However, my 18 year old brain could not see past the hopelessness. I couldn't escape the feeling that this would n e v e r end. The drama would always continue, people would always say hurtful things, I'd continue to give my heart to those that never should have it, and I would forever be my own worst enemy.
The point being:
In seasons of pain, and dryness, there is no use to say these times will not matter in the future, and that they shouldn't matter right now.
Although in the face of another's tragedy, we may be able to simply relocate our pains to a shelf labeled "not AS bad" or "be thankful you aren't going through THAT" .. but the truth of the matter, is simply the truth of the matter: We all have our personal fears, pains, and hurt.
We must be true with the trials of our own hearts, in order that we can rise and press through. To use another's pains and trials as a realization of what we have to be thankful for is a good thing- but to slip past dealing with where we're at in our walk, is a foolish road to take.
The bible says that God leads us on sometimes unfamiliar paths, and that means for each of us this path may look much different!
Same problems? Yes.
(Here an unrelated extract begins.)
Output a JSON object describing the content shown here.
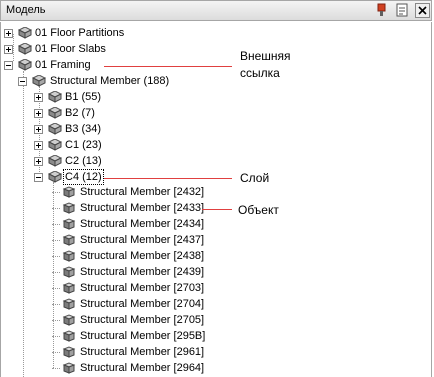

But these manifest in different places of each heart, so if we're in the process of being conformed to look more and more like Jesus, we must be true with where he has us.

I once heard someone once share a story pertaining to strength.
He shared about his youth days, and his desire to appear strong (literally).
At the gym, this young man asked his older brother if he would spot him on the bench press, as he gave him a little wink. You see, by "spot him" he actually meant: I'm going to get WAY more weight than I can push, and I want you to pull it up with me, so that I can look macho for all of the pretty ladies here.
So, the older brother did as every older brother should do - and as his younger brother pushed that bar up as high as he could, he let that bar fall as hard on his younger brothers chest as it could. Afterwards, he looked to him and simply stated: If you never admit where you're weak, you'll never learn how to be strong.
How harshly true.

Some people may look at this man with the judgement that he was just young and selfish and cared only to external things. That he was shallow. Did he have cancer eating at his bones? No. Did he suffer the great loss of a spouse? No. But the point is that his struggle was the mask he wore, to appear greater than he really was. A mask we all wear well - and a mask that, if we don't learn how to shed the disguise, will in time eat away at us.
This is truth. We must all face the deepest place of emptiness and weakness within us, no matter the magnitude. If it's a sin or struggle - it's worth getting out!
Do we then continue on in our weakness? Well, ultimately, yes: for
In our weakness God's strength is made perfect.
However, as his Spirit abides in you, there in an unknown
strength and power carrying you through the seemingly trivial, to the undeniable tragedy; oft with a Grace that can only come from above.

So, if you're suffering the loss of a loved one, stuck in a messy fight with a best friend, consumed by the thoughts that you're overweight, or wishing you didn't desire to look macho around girls; I encourage you to read once more the poem from Streams, and remember there is a stream to be found in y o u r desert.

For God has made
and He, my friends, is faithful.
So trust Him, with, well - whatever.

"What is the time to trust?
Is it when hopes beat high,
When Sunshine guilds the sky,
and joy and ecstasy fill the heart?
Nay! but the time to trust
Is when our joy is fled.
When sorrow bows the head,
And all is cold and dead,
All else but God."

See also: 2Corinthians12:9